University of Virginia, Department of Computer Science
CS588: Cryptology - Principles and Applications, Fall 2001

Manifest: Wednesday 26 September 2001
Assignments Due
Monday, 1 OctoberProjects Preliminary Proposal

MBC Chapter 10.1-10.3, 10.5 (Rest of chapter 10 is optional)
MBC Chapter 16.1 (16.2-16.6 are optional)

Optional reading for more information: (see web version for links)


The problem of distinguishing prime numbers from composites, and of resolving composite numbers into their prime factors, is one of the most important and useful in all of arithmetic. The dignity of science seems to demand that every aid to the solution of such an elegant and celebrated problem be zealously cultivated.

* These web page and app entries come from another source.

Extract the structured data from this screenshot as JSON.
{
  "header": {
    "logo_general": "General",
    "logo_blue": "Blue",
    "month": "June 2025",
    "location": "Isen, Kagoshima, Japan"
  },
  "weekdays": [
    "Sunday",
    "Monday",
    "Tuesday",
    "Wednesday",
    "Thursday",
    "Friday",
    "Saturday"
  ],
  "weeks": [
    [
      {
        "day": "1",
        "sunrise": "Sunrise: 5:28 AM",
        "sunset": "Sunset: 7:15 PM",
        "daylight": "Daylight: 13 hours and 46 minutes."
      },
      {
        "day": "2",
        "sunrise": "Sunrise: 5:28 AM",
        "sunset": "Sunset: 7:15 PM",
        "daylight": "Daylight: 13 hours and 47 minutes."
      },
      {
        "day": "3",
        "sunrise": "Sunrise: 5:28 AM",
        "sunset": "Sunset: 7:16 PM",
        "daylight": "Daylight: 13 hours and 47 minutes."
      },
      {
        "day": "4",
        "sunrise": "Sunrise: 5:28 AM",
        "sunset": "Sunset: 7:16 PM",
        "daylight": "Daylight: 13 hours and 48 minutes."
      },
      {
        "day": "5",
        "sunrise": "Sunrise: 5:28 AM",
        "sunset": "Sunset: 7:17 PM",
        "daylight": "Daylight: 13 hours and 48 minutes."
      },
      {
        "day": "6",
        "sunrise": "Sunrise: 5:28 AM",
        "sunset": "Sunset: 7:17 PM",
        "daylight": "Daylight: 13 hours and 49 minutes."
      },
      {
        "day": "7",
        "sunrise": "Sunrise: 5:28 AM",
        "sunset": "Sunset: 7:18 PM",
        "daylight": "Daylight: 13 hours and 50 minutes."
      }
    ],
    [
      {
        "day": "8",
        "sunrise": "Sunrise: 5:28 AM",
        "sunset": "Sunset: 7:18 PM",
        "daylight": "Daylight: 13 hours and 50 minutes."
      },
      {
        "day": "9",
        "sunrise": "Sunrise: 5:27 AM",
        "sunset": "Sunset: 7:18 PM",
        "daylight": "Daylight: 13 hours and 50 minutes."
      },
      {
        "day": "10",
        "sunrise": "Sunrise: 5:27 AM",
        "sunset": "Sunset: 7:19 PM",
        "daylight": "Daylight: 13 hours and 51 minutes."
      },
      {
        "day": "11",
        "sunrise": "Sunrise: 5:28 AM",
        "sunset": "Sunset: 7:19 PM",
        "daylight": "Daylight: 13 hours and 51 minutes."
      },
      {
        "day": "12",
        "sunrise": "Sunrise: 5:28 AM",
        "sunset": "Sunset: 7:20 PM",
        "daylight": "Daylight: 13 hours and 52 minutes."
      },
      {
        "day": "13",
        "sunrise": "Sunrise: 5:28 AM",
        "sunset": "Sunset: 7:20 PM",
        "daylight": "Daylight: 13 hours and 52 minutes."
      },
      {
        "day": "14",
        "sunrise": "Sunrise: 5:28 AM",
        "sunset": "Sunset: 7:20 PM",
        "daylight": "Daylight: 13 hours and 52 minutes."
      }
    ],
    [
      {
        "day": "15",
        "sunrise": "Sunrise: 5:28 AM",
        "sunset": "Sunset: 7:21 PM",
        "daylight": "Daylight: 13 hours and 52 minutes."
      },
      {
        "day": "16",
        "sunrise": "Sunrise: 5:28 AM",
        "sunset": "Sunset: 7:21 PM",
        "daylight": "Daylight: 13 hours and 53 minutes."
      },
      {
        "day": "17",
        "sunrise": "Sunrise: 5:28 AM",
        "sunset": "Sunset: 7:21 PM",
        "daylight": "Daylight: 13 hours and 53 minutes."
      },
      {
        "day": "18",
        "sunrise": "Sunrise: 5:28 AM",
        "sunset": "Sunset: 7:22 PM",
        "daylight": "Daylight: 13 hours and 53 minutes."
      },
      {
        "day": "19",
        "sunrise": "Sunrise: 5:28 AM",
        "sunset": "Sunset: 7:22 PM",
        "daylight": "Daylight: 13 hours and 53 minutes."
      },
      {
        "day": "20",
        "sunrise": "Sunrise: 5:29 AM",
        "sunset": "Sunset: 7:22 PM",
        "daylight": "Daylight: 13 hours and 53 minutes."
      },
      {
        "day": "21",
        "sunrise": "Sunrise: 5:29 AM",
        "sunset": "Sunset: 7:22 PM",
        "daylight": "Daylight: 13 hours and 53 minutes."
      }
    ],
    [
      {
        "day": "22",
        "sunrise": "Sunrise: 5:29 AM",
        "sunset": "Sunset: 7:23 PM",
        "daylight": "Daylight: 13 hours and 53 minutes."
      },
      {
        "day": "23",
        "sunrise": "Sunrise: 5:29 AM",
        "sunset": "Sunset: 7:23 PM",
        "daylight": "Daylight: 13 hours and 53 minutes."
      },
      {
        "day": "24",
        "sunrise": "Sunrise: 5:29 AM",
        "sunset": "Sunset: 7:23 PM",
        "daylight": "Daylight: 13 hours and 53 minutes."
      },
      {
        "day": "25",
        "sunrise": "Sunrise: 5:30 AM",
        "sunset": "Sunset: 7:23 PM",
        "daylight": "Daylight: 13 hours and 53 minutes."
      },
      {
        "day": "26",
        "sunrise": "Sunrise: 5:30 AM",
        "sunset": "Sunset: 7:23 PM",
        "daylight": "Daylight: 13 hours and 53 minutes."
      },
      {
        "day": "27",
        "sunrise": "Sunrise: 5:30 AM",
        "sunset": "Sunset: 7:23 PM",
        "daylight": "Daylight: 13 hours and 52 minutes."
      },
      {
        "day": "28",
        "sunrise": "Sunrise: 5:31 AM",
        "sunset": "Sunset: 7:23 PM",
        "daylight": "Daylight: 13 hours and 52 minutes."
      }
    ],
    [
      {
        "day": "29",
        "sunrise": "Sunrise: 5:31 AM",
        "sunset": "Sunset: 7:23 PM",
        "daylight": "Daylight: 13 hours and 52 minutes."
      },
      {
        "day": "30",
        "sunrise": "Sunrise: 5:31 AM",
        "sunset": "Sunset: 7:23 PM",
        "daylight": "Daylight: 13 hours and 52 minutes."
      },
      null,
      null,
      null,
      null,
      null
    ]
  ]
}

Johann Carl Friedrich Gauss, Disquisitiones Arithmeticae, 1801.


The Story of my Involvement with the Movie Sneakers by Len Adleman

18 Jan 1998

Larry Lasker was one of the writers of the 1983 hit movie War Games. Based on that success, he started to produce his own movies. While looking for a new project, he called me at USC and we arranged to meet. He was considering making a movie based on cryptography. While we spoke he mentioned that he was also considering a movie based on a new treatment for Parkinson's disease. Patients who had been "frozen" for many years would wake-up under treatment - sort of a Rip Van Winkle thing. I said that that sure seemed a lot more interesting than crypto - and he disappeared. The next time I heard of him was in 1990 when his movie Awakenings, starring Robin Williams and Robert De Niro, appeared.

A short while later, Larry again made contact. This time he was well on his way to making Sneakers, starring Robert Redford, Sidney Poitier, Mary McDonnell, Dan Aykroyd and River Phoenix. He told me that there would be a scene wherein a researcher would lecture on his mathematical work regarding a breakthrough in factoring - and hence in cryptography. Larry asked if I would prepare the slides and words for that scene. I liked Larry and his desire for verisimilitude, so I agreed. Larry offered money, but I countered with Robert Redford - I would do the scene if my wife Lori could meet Redford.

I worked hard on the scene. The "number field sieve," (the fastest factoring algorithm currently known) is mentioned along with a fantasy about towers of number fields and Artin maps. I was tempted to name the new breakthrough the "function field sieve," -- since I was actually working on a paper at the time which would later appear with that title - but I decided against it, for reasons which escape me now.

I made beautiful slides on my Mac. This took a great deal of time (graphics programs were not as user friendly as they are now) but I wanted the stuff to look impressive. As it turns out, Larry had them redrawn by hand by some guy on his crew - he said that hand drawn slides looked more realistic. Of course he was right - but I could have saved a lot computer time had I known in the first place.

The lecture scene was actually shot at a small college in LA. Larry told me that some physics professor there saw the slides and said that they did not show math at all. He offered to redraw them for a small fee - Larry declined.

Lori and I were there when the scene was shot. I was most pleased with my phrase "a breakthrough of Gaussian proportions," -- the Prince of Mathematics could use a plug in a major motion picture. We were introduced to Redford and chatted with him for about five minutes - that is Bobb and I chatted - Lori said hello and then apparently was too star struck to add more.

I was given credit at the end of the movie as (in my recollection) "mathematical consultant." Anyway the Academy snubbed me - since apparently the mathematical consultant Oscar for that year went to someone else.

Leonard Adleman holds the Henry Salvatori Chair in Computer Science at the University of Southern California. His contributions to the theory of computation and cryptography include work developing the now widely-used RSA system for data encryption, The "A" in RSA stands for Adleman. Prof. Adleman is given credit as the first scientist to actually solve a mathematical problem using DNA. Another notable publication was a new probabilistic test to establish if a given number is prime. He also coined the term "computer virus" to describe the first example, which was programmed by a student in his class in 1983.

CS 655 University of Virginia
Department of Computer Science
CS 588: Cryptology - Principles and Applications
David Evans